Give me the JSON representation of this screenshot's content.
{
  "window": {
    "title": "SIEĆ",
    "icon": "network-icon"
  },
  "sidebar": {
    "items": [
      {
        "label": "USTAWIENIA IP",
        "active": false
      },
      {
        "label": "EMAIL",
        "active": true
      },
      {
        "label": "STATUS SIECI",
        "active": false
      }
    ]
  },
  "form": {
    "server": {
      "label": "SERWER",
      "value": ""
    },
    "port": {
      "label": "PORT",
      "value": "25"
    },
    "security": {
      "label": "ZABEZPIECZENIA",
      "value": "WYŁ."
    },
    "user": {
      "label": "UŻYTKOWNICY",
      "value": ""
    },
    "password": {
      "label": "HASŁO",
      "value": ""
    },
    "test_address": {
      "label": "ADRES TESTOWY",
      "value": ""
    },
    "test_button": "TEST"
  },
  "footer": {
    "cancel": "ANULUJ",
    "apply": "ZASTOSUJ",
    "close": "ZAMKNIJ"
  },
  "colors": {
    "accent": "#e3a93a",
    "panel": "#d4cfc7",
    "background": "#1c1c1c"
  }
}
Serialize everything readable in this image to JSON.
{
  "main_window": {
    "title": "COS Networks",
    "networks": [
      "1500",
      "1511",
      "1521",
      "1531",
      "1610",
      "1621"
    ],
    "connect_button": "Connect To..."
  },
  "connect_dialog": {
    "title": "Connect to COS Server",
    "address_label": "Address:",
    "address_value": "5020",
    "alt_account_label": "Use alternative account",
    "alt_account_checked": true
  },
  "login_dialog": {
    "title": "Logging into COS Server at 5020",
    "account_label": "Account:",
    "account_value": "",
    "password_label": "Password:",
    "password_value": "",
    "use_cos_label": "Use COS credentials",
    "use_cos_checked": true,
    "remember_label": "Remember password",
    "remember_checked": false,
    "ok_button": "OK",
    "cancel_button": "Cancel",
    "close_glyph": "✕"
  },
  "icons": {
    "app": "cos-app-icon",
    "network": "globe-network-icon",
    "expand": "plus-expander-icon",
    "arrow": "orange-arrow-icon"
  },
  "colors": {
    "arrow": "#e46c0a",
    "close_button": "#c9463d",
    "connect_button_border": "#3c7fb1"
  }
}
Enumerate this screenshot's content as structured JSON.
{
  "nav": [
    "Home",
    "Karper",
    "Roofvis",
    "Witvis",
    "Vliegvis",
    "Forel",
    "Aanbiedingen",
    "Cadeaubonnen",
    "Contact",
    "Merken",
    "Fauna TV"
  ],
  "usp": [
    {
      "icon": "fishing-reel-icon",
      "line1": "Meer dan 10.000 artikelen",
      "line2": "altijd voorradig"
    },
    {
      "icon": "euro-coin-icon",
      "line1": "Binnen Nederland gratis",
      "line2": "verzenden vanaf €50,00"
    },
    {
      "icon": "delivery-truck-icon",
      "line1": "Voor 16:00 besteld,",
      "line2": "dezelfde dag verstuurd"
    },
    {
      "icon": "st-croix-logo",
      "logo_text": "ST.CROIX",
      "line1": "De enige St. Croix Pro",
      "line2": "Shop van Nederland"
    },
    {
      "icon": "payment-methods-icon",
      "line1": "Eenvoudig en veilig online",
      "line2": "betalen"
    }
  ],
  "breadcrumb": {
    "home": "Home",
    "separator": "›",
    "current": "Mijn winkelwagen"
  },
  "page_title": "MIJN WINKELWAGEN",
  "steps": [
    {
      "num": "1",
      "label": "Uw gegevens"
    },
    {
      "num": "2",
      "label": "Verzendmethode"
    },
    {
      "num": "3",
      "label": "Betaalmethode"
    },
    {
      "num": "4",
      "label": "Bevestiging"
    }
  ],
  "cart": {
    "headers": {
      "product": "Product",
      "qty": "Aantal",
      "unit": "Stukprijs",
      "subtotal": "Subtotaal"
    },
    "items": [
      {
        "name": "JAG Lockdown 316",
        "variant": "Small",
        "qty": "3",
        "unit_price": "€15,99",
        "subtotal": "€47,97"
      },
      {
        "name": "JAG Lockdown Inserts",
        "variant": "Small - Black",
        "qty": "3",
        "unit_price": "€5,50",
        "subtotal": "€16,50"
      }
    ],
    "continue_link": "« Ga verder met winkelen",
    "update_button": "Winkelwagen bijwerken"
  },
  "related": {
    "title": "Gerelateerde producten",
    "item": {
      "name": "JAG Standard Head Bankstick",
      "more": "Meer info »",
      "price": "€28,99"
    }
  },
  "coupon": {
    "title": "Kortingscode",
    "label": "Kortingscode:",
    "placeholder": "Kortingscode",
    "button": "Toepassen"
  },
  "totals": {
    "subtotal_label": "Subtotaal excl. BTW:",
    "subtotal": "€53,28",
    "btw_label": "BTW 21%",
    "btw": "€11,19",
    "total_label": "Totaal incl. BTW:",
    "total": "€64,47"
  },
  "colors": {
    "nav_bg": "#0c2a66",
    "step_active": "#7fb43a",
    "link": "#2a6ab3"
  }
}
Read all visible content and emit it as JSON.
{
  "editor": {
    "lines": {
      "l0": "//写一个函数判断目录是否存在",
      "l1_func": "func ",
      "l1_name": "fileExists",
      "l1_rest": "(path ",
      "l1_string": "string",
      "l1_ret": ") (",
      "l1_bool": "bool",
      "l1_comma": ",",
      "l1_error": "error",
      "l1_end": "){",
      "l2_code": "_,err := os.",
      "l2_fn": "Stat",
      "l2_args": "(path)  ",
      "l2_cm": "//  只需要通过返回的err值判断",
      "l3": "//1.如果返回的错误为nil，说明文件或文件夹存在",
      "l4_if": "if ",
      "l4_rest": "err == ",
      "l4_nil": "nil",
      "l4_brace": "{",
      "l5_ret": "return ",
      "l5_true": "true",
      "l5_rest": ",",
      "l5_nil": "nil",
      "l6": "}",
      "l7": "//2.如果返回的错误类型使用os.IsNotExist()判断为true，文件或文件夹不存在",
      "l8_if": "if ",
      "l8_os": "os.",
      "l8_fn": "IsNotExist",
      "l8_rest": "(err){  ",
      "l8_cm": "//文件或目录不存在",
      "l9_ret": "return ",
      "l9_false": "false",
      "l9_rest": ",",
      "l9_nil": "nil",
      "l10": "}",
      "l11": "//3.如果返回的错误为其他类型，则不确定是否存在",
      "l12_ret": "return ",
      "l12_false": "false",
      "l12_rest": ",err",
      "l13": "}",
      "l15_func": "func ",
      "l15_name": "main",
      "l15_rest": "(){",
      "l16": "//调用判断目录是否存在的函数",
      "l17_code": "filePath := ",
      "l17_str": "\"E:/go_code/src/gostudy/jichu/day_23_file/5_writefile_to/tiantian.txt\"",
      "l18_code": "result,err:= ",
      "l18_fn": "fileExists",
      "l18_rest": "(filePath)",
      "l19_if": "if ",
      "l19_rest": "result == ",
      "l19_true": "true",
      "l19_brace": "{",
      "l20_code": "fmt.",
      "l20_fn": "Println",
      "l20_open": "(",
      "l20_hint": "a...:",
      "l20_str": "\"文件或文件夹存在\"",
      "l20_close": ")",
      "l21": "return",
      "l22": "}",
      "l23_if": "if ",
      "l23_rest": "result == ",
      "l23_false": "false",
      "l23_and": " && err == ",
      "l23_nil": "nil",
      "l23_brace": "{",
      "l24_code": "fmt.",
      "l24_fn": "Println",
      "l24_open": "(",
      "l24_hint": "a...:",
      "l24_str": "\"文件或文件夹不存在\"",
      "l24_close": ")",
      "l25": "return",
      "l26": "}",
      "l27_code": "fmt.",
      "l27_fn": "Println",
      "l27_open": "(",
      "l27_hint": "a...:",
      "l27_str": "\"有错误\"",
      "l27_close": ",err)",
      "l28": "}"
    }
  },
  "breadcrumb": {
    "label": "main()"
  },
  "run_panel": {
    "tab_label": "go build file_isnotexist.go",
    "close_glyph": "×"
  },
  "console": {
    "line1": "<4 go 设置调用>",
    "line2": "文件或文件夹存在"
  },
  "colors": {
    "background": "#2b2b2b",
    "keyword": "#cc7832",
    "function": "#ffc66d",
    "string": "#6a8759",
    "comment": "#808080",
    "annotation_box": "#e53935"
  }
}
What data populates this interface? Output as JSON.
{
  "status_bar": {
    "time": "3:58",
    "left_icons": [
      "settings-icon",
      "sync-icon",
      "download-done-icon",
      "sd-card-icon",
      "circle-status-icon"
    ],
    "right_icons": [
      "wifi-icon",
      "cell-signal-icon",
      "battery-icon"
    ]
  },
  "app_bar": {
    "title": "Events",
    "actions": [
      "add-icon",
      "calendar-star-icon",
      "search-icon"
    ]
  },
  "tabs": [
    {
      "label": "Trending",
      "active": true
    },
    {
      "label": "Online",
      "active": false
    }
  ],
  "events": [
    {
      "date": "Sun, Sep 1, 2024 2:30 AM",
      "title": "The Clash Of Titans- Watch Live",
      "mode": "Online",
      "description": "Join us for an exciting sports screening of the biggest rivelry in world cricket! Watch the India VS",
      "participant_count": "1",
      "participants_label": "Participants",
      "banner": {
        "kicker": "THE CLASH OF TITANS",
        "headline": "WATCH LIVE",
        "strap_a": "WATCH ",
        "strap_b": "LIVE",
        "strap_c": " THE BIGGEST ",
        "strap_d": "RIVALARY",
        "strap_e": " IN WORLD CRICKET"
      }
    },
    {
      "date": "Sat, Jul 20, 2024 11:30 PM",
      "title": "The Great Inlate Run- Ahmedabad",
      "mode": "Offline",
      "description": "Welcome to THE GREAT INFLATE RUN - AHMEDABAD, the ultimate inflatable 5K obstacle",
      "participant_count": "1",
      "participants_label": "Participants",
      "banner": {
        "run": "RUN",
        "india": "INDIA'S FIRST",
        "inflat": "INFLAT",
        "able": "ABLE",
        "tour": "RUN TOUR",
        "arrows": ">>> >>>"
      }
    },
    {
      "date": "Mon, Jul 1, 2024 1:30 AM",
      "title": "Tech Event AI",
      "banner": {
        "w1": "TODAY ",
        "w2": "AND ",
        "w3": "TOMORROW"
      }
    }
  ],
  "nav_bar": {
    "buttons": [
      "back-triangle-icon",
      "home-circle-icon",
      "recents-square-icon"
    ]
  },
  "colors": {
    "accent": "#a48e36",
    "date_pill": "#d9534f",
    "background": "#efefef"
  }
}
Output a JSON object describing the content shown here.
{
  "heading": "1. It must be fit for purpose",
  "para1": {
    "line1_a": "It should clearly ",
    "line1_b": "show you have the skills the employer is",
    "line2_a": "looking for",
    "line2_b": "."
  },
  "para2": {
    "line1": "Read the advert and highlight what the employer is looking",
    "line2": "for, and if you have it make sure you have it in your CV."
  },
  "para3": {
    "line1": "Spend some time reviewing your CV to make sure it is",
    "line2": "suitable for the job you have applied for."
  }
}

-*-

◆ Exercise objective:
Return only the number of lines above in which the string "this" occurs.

◆ Answer:
4